for proceedings consistent with this decision.
(Emphasis added.)The State subsequently held a new hearing and, based at least partially on the record of the prior telephonic hearing, found on August 17, 1995, that (1) no violation of Job Serviceregulations had occurred, and (2) the matter was moot since the employer was no longer in business in the state. Complainant again timely appealed the State’s decision to the RA. After review of the matter, the RA found that the State’s proceeding had not been conducted inaccordance with my original Remand Order dated September 19, 1994, and thus Ordered that thecase be Remanded to the State of Vermont for proceedings consistent with my ruling.The State again appealed the decision of the Regional Administrator to this Office. Inaccordance with such appeal, this matter comes before me for the second time.

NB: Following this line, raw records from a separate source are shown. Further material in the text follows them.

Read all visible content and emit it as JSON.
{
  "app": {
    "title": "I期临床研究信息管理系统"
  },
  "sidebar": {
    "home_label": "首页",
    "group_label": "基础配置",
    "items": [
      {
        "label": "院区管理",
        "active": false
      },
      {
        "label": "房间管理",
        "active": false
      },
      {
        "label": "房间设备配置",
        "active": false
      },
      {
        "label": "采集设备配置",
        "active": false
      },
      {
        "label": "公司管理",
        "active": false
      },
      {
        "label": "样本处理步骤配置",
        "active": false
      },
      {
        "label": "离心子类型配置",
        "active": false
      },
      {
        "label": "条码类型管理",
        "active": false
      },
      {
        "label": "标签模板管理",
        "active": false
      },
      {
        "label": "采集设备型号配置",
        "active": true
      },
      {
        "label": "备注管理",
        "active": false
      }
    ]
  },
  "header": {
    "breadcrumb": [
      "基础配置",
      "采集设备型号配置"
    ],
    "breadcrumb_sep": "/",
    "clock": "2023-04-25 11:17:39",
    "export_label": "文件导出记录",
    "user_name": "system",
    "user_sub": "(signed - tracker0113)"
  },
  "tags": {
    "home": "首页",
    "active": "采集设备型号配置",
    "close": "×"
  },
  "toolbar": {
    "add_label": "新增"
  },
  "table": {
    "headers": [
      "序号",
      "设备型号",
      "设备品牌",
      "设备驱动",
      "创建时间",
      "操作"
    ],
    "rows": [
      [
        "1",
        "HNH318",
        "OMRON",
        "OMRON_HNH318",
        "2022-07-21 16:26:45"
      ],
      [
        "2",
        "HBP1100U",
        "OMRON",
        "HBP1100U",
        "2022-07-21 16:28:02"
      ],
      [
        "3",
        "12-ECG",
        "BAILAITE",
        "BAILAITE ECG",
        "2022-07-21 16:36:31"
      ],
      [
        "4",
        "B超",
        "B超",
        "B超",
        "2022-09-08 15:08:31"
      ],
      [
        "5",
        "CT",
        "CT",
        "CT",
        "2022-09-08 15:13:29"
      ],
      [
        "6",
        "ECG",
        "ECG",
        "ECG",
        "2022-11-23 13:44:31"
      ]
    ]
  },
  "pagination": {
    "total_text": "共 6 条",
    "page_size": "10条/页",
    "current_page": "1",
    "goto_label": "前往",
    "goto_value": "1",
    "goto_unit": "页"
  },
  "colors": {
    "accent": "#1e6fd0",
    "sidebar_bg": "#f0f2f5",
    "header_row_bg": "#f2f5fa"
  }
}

On August 17, 1995, the State hearing officer (Appeals Referee) found that Mr.Polewsky’s complaint was meritless and moot. As noted, the decision was appealed to theRegional Administrator, and is now before this Office.On October 31, 1996, the State of Vermont, acting in its capacity as Respondent, filedwith this Office a Motion to dismiss this matter as moot. The State argues that the employer isno longer in business and that no action can be taken against it. The Regional Administrator,however, maintains that a review of the facts demonstrates that such assertions are insufficient towarrant dismissal of this matter. For instance, the Supreme Court in
Defunis v. Odegaard
, 415U.S.. 312 (1974), noted that:“[F]ederal courts are without power to decide questions that cannot affectthe rights of litigants in the case before them.”
North Carolina v. Rice
,494 U.S. 244, 246 (1971). The inability of the federal judiciary “to reviewmoot cases derives from the requirement of Art. III of the Constitutionunder which the exercise of judicial power depends upon the existence of acase or controversy.”
Liner v. Jafco, Inc.
, 375 U.S. 301, 306 n.3 (1964);